The real celebrity baby name list:
Isabella, Connor, Suri
Colin, Elizabeth, Chester, Truman
Bria, Miles, Shayne, Zola
Alexandra, Gregory, Matthew, Joseph
Willard III ("Trey"), Jaden, Willow
About 75% of American babies receive names in the top 1000, same as the celebrities on the list. Some of the other 25% in each group are unusual, but fairly normal. (For instance Will Ferrell's wife is Swedish, and Magnus is a classic mainstream name in Sweden.) And some in each group are truly eye-popping, like Sossamon's son Audio Science and the several American boys named ESPN.
Hollywood may indeed have a higher wacky rate, as you'd expect from a community of creative artists...I'd need a much bigger sample to say for sure. Even so, Jacks and Isabellas clearly outnumber Audios by a huge margin. As for the wacky few, do they really point to egos run amok? Could be. But it's not so obvious to me that naming your child Audio shows more ego than naming him -- traditionally, conservatively -- after yourself.
When you're trying to make sense of name trends, names with multiple spellings are a constant challenge. I generally treat each variant independently -- you can read my rationale here. But there are times when it is handy to merge all the Kayleighs, Kaylees, and Kaylis into one name.
The spelling issue recently came up here in response to a column on conformity in names. Reader "Jennifer" suggested that the seeming decline of name conformity could really just be a rise in different spellings of the same old conformist names:
"In the 1940's, there was only one way to spell Shirley. You didn't have hundreds and hundreds of parents blessing their little darling with Shirleigh, Chirly, Shirlie, and 12 other spellings, like you see now."
If you've recently met a young Madalyn or Bayleigh it's natural to see this as a generation of "kreative" spellers. Right now, there are six different spellings of Madeline among the top 1000 girls' names: Madeline, Madelyn, Madeleine, Madaline, Madalyn, and Madlyn.
Oops, sorry...I was looking at the wrong list.
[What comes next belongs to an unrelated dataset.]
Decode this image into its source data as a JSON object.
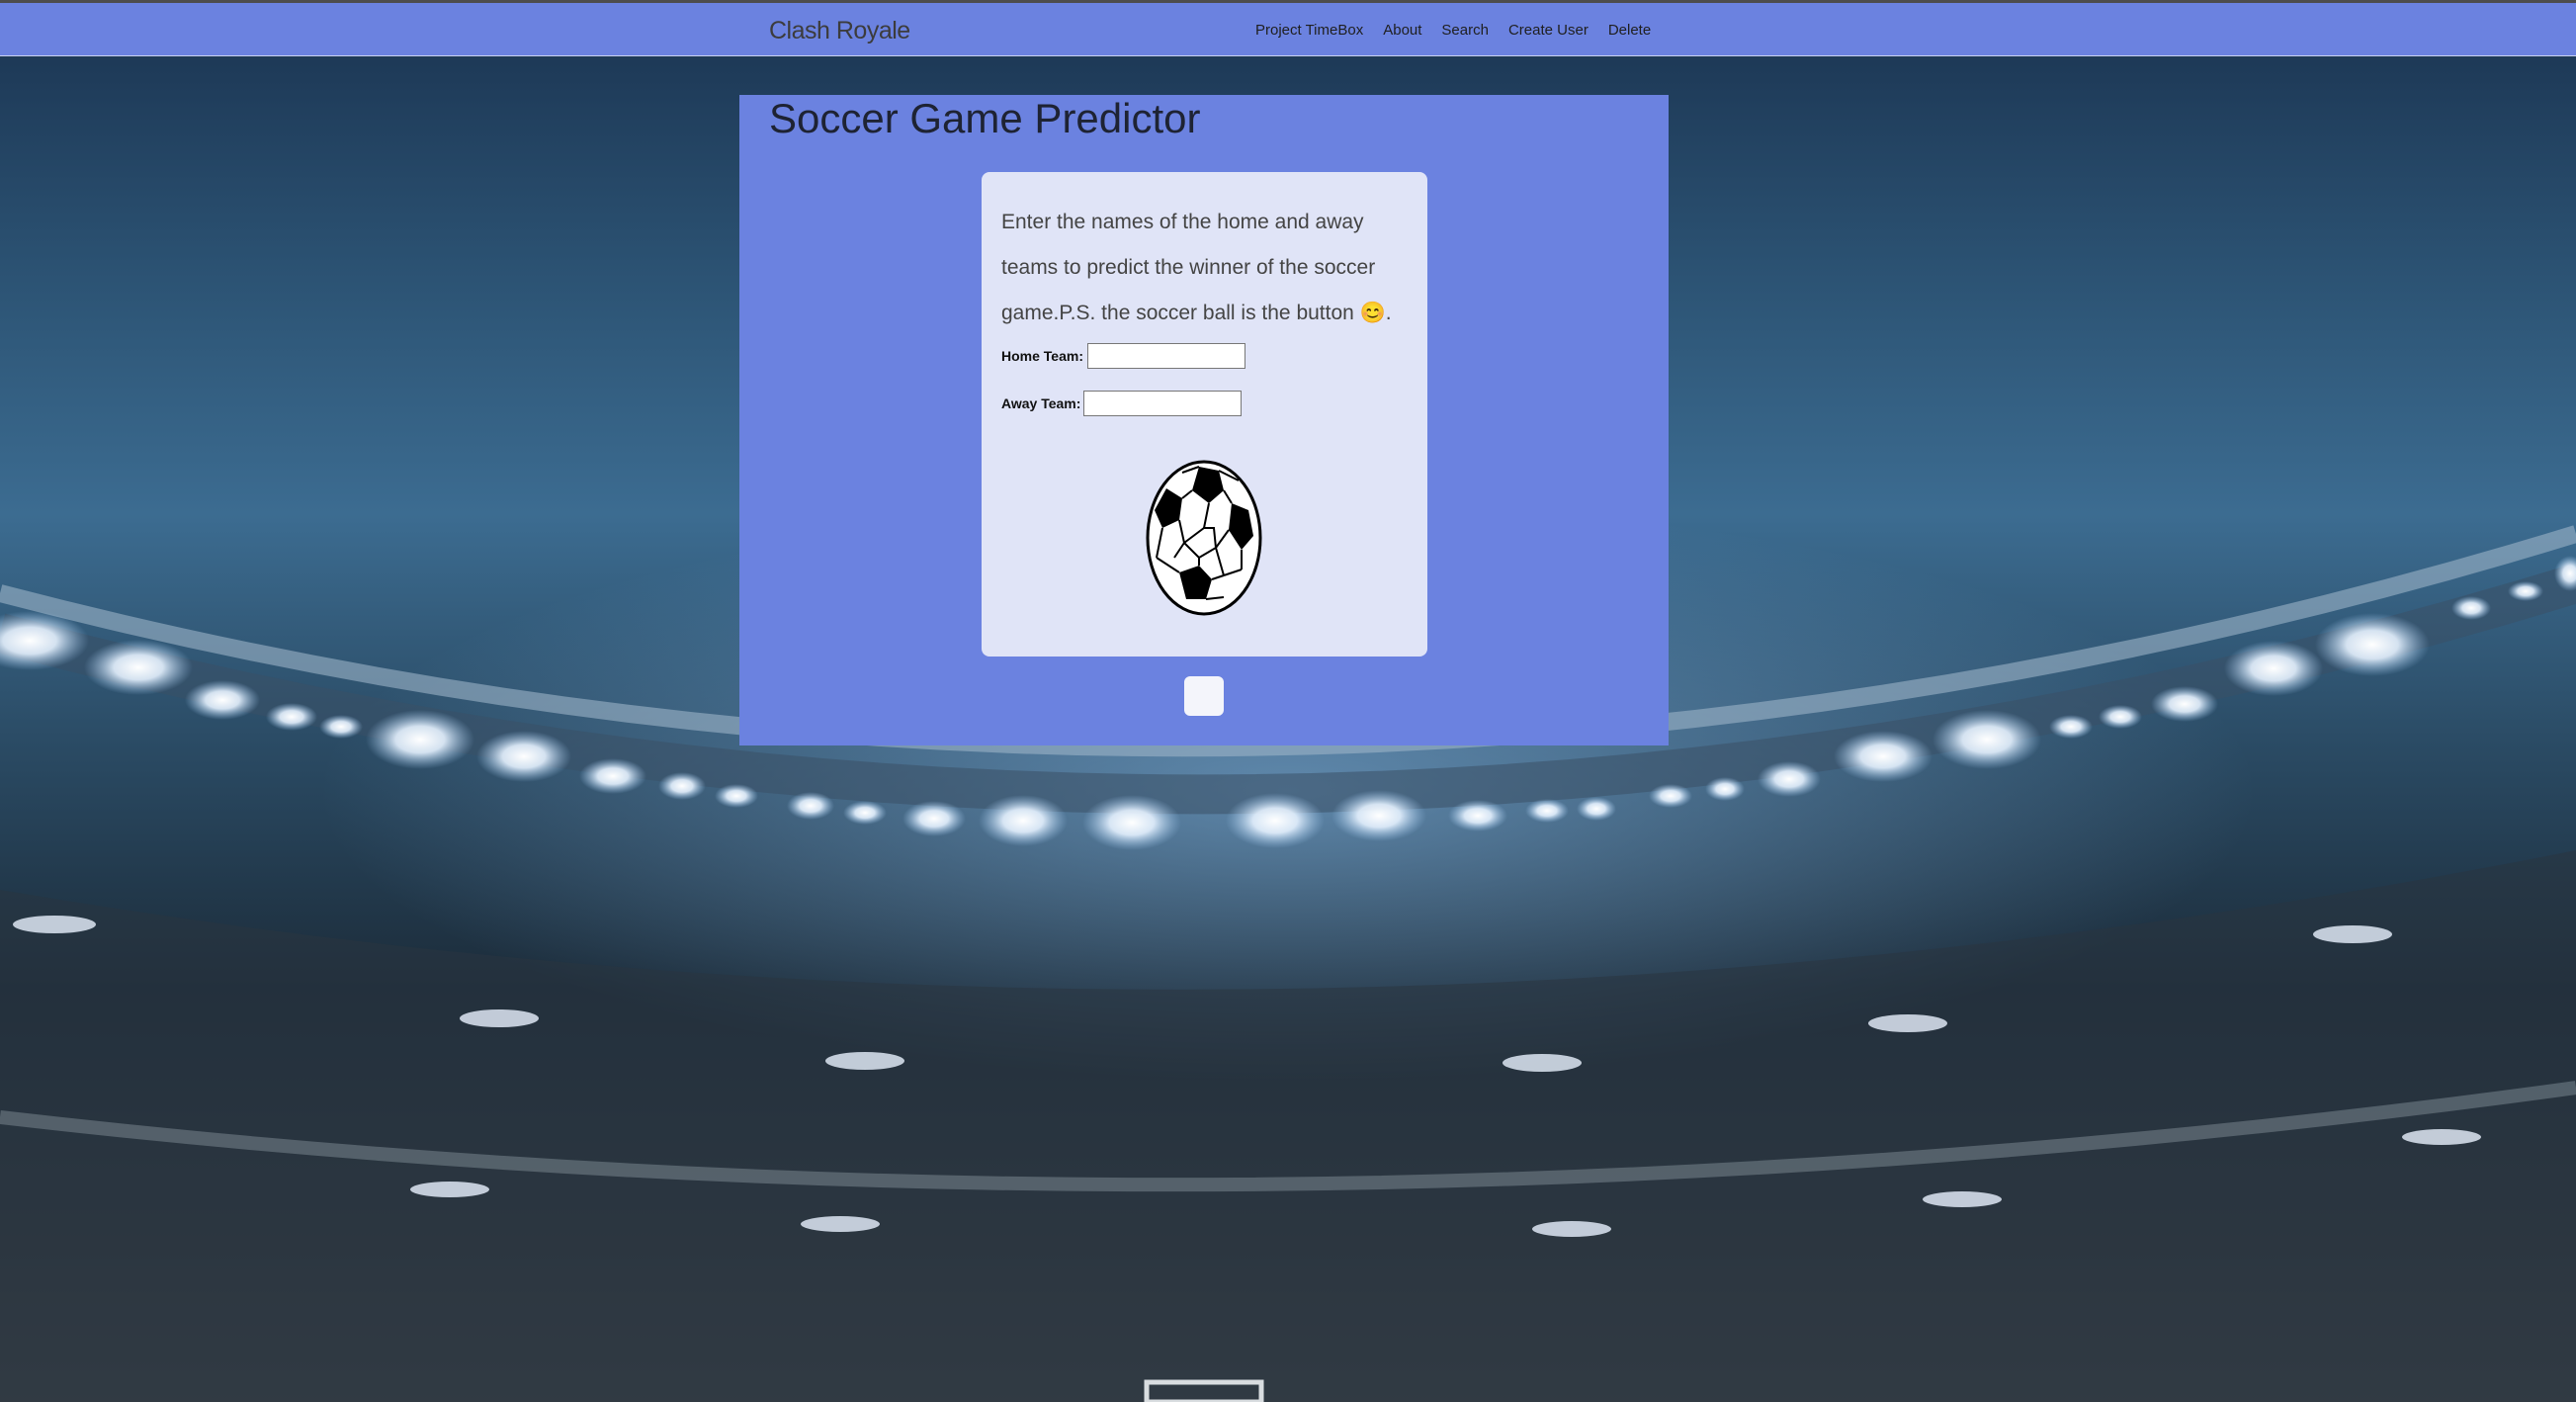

Those six Madelines were actually from the top 1000 names of 1915.
In fact, multiple variants have been more the rule than the exception for the hot names of each generation. Some highlights of a century of kreativity:
1900: Catherine, Katherine, Kathryn, Catharine, Katharine, Katheryn, Cathrine, Cathryn, Kathrine, Kathryne
1920: Eleanor, Elinor, Eleanore, Eleanora, Elenora, Elenor
1940: Gerald, Jerald, Jerold, Jerrold, Gerold, Garold, Jerrell, Jerrel
1960: Cheri, Cherie, Cherry, Cherri, Cherrie, Shari, Sherry, Sherri, Sheri, Sherrie, Sheree, Sherie
1980: Kristin, Kristen, Kristine, Kristyn, Kristan, Christin, Christen
2000: Kaitlyn, Katelyn, Kaitlin, Katelynn, Katlyn, Kaitlynn, Katelin, Katlynn, Caitlin, Caitlyn, Caitlynn
But is the trend accelerating? Does the typical popular name today have more -- or more popular -- variations than in the past? That turns out to be a tricky question to answer, as I'll talk about next time.